[Opening Records for this exercise section]

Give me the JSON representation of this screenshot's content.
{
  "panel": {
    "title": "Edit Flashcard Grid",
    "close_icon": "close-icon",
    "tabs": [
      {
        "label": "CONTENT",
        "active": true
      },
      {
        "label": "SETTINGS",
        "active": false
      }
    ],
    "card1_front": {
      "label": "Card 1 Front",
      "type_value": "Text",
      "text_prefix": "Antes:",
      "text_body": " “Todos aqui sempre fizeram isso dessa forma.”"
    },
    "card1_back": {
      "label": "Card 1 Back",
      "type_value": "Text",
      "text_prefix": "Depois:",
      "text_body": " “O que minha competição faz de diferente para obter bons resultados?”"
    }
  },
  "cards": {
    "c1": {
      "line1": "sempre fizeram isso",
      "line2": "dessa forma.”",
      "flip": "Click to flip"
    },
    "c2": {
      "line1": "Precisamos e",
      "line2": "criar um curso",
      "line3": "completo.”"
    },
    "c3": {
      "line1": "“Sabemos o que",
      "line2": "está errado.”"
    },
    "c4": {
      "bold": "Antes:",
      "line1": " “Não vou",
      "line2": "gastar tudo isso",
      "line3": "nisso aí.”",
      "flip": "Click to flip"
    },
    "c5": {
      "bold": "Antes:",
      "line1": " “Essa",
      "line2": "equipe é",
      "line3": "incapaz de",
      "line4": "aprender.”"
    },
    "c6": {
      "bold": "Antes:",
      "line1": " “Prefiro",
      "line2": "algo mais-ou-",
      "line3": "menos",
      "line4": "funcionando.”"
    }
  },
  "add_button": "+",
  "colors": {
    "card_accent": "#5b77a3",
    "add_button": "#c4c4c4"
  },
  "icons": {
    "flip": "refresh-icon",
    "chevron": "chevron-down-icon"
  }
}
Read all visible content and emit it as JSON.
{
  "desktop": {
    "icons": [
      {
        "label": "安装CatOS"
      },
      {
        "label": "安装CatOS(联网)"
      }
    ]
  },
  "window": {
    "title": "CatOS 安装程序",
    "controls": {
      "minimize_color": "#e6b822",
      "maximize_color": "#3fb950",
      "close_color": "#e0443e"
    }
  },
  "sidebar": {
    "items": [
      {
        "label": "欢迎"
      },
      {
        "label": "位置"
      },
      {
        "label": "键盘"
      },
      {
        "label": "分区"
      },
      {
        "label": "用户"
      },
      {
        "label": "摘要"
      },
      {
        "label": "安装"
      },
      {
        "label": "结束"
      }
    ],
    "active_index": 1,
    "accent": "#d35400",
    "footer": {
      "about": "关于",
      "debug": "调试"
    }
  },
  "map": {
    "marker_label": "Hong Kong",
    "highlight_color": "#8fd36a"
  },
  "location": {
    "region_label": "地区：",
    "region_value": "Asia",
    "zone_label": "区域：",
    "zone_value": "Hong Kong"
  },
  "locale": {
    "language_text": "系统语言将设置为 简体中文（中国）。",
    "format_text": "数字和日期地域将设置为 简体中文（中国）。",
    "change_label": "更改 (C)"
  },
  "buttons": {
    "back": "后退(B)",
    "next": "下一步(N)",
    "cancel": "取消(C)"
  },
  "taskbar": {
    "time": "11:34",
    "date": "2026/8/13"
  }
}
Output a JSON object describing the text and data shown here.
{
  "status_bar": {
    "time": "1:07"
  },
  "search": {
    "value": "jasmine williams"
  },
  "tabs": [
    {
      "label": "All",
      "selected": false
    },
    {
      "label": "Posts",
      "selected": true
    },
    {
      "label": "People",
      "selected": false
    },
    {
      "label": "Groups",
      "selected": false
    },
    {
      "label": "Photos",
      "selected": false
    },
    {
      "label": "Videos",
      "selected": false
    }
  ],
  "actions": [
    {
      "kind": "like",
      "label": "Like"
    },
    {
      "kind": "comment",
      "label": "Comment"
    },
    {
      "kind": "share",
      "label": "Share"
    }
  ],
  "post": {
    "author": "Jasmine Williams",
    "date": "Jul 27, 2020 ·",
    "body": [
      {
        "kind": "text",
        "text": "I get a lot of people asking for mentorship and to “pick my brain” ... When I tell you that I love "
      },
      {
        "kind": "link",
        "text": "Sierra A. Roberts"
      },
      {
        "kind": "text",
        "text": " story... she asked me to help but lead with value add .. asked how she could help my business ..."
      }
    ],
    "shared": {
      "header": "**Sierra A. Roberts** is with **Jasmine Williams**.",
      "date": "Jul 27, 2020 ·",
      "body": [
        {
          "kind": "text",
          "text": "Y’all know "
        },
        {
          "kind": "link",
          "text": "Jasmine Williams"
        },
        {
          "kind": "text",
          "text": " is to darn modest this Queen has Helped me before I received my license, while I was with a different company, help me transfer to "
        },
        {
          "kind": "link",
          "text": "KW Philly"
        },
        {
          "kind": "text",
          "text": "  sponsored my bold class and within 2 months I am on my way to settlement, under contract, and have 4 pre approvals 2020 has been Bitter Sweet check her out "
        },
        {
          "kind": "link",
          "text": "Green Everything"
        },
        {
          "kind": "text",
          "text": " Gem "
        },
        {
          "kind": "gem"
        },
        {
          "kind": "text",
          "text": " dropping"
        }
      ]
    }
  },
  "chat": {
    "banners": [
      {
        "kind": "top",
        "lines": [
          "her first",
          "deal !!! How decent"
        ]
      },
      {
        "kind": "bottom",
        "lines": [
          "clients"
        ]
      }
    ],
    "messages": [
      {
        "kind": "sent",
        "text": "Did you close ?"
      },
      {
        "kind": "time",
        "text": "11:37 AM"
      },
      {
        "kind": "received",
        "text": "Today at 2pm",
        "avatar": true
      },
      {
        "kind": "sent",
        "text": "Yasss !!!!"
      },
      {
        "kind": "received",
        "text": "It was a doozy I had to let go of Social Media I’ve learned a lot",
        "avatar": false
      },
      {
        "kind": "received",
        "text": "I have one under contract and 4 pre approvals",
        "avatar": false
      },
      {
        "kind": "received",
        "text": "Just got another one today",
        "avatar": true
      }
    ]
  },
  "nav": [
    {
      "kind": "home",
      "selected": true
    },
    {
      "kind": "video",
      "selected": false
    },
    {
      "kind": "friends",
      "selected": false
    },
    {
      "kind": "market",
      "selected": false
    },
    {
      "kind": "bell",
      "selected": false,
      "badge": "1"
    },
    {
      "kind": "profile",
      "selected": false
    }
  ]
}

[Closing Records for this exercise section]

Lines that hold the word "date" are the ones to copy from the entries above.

Result of the exercise
    "date": "2026/8/13"
    "date": "Jul 27, 2020 ·",
      "date": "Jul 27, 2020 ·",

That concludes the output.